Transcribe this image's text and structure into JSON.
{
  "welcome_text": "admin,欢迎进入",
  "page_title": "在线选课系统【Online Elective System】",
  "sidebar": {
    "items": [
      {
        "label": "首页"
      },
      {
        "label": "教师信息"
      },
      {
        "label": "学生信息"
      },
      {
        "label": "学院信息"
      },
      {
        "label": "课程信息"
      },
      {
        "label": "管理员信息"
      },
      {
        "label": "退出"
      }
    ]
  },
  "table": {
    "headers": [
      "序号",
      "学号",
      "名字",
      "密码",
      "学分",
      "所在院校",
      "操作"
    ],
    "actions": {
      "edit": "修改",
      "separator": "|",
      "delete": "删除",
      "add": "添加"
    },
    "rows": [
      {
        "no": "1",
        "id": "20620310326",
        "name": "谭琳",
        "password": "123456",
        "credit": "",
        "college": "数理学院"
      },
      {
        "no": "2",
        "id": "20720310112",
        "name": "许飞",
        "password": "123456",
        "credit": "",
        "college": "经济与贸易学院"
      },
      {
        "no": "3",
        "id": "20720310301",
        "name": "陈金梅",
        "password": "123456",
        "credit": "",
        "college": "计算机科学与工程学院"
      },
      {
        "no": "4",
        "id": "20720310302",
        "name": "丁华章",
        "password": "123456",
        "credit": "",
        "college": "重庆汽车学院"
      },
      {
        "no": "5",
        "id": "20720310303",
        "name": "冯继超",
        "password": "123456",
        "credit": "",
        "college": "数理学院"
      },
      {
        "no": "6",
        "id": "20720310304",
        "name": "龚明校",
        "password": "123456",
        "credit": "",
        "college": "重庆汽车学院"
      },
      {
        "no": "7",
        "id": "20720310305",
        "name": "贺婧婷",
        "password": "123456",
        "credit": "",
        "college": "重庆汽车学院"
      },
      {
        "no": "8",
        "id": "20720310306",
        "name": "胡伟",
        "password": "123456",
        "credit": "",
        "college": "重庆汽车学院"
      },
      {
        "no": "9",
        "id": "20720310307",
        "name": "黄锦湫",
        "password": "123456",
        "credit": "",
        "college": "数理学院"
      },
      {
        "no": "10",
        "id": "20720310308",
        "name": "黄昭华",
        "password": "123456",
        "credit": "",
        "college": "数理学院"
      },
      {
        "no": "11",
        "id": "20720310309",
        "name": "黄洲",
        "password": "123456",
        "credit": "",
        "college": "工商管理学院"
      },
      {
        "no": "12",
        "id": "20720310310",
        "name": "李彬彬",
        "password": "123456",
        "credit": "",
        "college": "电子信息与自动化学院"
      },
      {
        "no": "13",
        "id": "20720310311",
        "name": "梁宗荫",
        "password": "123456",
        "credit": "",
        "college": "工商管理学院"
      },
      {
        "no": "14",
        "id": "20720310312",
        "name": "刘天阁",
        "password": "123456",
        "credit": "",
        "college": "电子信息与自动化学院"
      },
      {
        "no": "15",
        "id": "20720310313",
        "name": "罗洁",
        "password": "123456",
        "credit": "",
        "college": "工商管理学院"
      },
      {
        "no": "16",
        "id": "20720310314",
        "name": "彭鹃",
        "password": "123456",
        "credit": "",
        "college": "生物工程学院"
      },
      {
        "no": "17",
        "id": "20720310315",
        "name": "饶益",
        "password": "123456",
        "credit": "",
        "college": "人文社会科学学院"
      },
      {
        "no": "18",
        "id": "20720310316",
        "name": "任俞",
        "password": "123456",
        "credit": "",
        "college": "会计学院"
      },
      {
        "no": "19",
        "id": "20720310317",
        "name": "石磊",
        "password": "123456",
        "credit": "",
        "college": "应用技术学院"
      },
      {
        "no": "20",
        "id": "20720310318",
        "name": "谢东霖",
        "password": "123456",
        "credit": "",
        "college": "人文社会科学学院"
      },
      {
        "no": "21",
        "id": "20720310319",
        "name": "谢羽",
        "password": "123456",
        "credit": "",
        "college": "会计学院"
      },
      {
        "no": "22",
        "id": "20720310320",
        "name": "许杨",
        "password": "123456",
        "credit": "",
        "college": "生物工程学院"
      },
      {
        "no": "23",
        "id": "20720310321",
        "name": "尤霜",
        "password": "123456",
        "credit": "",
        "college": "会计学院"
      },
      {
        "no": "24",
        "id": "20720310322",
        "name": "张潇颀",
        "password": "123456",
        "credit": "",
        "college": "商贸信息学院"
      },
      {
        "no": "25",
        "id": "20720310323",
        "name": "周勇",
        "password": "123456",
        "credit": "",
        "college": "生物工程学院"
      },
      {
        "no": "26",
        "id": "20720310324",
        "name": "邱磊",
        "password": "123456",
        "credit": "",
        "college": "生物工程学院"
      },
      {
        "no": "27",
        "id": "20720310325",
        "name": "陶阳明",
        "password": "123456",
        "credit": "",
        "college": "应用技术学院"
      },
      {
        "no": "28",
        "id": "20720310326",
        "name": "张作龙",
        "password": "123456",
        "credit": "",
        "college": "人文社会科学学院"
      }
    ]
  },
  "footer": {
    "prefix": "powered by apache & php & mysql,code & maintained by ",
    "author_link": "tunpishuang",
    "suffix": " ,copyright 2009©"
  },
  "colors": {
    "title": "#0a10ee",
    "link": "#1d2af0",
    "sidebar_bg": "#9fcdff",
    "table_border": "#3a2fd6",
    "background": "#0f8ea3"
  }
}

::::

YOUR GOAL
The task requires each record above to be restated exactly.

WRITTEN RESPONSE
Transcribe this image's text and structure into JSON.
{
  "welcome_text": "admin,欢迎进入",
  "page_title": "在线选课系统【Online Elective System】",
  "sidebar": {
    "items": [
      {
        "label": "首页"
      },
      {
        "label": "教师信息"
      },
      {
        "label": "学生信息"
      },
      {
        "label": "学院信息"
      },
      {
        "label": "课程信息"
      },
      {
        "label": "管理员信息"
      },
      {
        "label": "退出"
      }
    ]
  },
  "table": {
    "headers": [
      "序号",
      "学号",
      "名字",
      "密码",
      "学分",
      "所在院校",
      "操作"
    ],
    "actions": {
      "edit": "修改",
      "separator": "|",
      "delete": "删除",
      "add": "添加"
    },
    "rows": [
      {
        "no": "1",
        "id": "20620310326",
        "name": "谭琳",
        "password": "123456",
        "credit": "",
        "college": "数理学院"
      },
      {
        "no": "2",
        "id": "20720310112",
        "name": "许飞",
        "password": "123456",
        "credit": "",
        "college": "经济与贸易学院"
      },
      {
        "no": "3",
        "id": "20720310301",
        "name": "陈金梅",
        "password": "123456",
        "credit": "",
        "college": "计算机科学与工程学院"
      },
      {
        "no": "4",
        "id": "20720310302",
        "name": "丁华章",
        "password": "123456",
        "credit": "",
        "college": "重庆汽车学院"
      },
      {
        "no": "5",
        "id": "20720310303",
        "name": "冯继超",
        "password": "123456",
        "credit": "",
        "college": "数理学院"
      },
      {
        "no": "6",
        "id": "20720310304",
        "name": "龚明校",
        "password": "123456",
        "credit": "",
        "college": "重庆汽车学院"
      },
      {
        "no": "7",
        "id": "20720310305",
        "name": "贺婧婷",
        "password": "123456",
        "credit": "",
        "college": "重庆汽车学院"
      },
      {
        "no": "8",
        "id": "20720310306",
        "name": "胡伟",
        "password": "123456",
        "credit": "",
        "college": "重庆汽车学院"
      },
      {
        "no": "9",
        "id": "20720310307",
        "name": "黄锦湫",
        "password": "123456",
        "credit": "",
        "college": "数理学院"
      },
      {
        "no": "10",
        "id": "20720310308",
        "name": "黄昭华",
        "password": "123456",
        "credit": "",
        "college": "数理学院"
      },
      {
        "no": "11",
        "id": "20720310309",
        "name": "黄洲",
        "password": "123456",
        "credit": "",
        "college": "工商管理学院"
      },
      {
        "no": "12",
        "id": "20720310310",
        "name": "李彬彬",
        "password": "123456",
        "credit": "",
        "college": "电子信息与自动化学院"
      },
      {
        "no": "13",
        "id": "20720310311",
        "name": "梁宗荫",
        "password": "123456",
        "credit": "",
        "college": "工商管理学院"
      },
      {
        "no": "14",
        "id": "20720310312",
        "name": "刘天阁",
        "password": "123456",
        "credit": "",
        "college": "电子信息与自动化学院"
      },
      {
        "no": "15",
        "id": "20720310313",
        "name": "罗洁",
        "password": "123456",
        "credit": "",
        "college": "工商管理学院"
      },
      {
        "no": "16",
        "id": "20720310314",
        "name": "彭鹃",
        "password": "123456",
        "credit": "",
        "college": "生物工程学院"
      },
      {
        "no": "17",
        "id": "20720310315",
        "name": "饶益",
        "password": "123456",
        "credit": "",
        "college": "人文社会科学学院"
      },
      {
        "no": "18",
        "id": "20720310316",
        "name": "任俞",
        "password": "123456",
        "credit": "",
        "college": "会计学院"
      },
      {
        "no": "19",
        "id": "20720310317",
        "name": "石磊",
        "password": "123456",
        "credit": "",
        "college": "应用技术学院"
      },
      {
        "no": "20",
        "id": "20720310318",
        "name": "谢东霖",
        "password": "123456",
        "credit": "",
        "college": "人文社会科学学院"
      },
      {
        "no": "21",
        "id": "20720310319",
        "name": "谢羽",
        "password": "123456",
        "credit": "",
        "college": "会计学院"
      },
      {
        "no": "22",
        "id": "20720310320",
        "name": "许杨",
        "password": "123456",
        "credit": "",
        "college": "生物工程学院"
      },
      {
        "no": "23",
        "id": "20720310321",
        "name": "尤霜",
        "password": "123456",
        "credit": "",
        "college": "会计学院"
      },
      {
        "no": "24",
        "id": "20720310322",
        "name": "张潇颀",
        "password": "123456",
        "credit": "",
        "college": "商贸信息学院"
      },
      {
        "no": "25",
        "id": "20720310323",
        "name": "周勇",
        "password": "123456",
        "credit": "",
        "college": "生物工程学院"
      },
      {
        "no": "26",
        "id": "20720310324",
        "name": "邱磊",
        "password": "123456",
        "credit": "",
        "college": "生物工程学院"
      },
      {
        "no": "27",
        "id": "20720310325",
        "name": "陶阳明",
        "password": "123456",
        "credit": "",
        "college": "应用技术学院"
      },
      {
        "no": "28",
        "id": "20720310326",
        "name": "张作龙",
        "password": "123456",
        "credit": "",
        "college": "人文社会科学学院"
      }
    ]
  },
  "footer": {
    "prefix": "powered by apache & php & mysql,code & maintained by ",
    "author_link": "tunpishuang",
    "suffix": " ,copyright 2009©"
  },
  "colors": {
    "title": "#0a10ee",
    "link": "#1d2af0",
    "sidebar_bg": "#9fcdff",
    "table_border": "#3a2fd6",
    "background": "#0f8ea3"
  }
}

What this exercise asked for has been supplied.